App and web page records
--------------------

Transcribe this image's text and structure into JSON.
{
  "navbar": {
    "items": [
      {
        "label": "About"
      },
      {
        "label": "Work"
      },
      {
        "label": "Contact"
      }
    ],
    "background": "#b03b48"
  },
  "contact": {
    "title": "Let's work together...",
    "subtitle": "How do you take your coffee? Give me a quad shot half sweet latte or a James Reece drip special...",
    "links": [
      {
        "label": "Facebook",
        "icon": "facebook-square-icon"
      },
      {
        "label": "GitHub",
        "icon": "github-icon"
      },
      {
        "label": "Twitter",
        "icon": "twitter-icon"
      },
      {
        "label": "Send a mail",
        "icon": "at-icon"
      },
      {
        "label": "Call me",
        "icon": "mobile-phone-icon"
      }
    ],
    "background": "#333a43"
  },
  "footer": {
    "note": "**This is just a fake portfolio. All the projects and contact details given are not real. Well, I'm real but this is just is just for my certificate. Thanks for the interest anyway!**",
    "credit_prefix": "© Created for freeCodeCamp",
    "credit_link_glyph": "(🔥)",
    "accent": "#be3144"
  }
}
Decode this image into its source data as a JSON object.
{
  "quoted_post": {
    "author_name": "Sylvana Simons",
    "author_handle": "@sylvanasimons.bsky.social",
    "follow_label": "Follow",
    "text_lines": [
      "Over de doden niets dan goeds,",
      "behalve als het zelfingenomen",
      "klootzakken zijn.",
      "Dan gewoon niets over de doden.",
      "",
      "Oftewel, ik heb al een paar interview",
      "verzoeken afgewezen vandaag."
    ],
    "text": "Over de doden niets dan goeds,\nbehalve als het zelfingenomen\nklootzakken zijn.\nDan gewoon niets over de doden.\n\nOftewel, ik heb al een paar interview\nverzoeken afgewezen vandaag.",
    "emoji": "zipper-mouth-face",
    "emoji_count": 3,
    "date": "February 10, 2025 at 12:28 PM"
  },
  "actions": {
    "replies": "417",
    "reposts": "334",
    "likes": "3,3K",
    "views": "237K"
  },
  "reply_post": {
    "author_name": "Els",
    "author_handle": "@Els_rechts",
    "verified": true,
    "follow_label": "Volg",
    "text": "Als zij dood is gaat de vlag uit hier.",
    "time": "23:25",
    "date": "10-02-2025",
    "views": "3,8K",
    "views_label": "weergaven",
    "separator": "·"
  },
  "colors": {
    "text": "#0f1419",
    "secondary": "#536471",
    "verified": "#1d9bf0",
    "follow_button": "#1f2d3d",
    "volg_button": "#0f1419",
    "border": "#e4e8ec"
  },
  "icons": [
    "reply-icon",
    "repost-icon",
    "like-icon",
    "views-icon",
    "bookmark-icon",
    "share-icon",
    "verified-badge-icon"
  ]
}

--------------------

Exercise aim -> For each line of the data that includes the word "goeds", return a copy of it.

Result of this task ->
      "Over de doden niets dan goeds,",
    "text": "Over de doden niets dan goeds,\nbehalve als het zelfingenomen\nklootzakken zijn.\nDan gewoon niets over de doden.\n\nOftewel, ik heb al een paar interview\nverzoeken afgewezen vandaag.",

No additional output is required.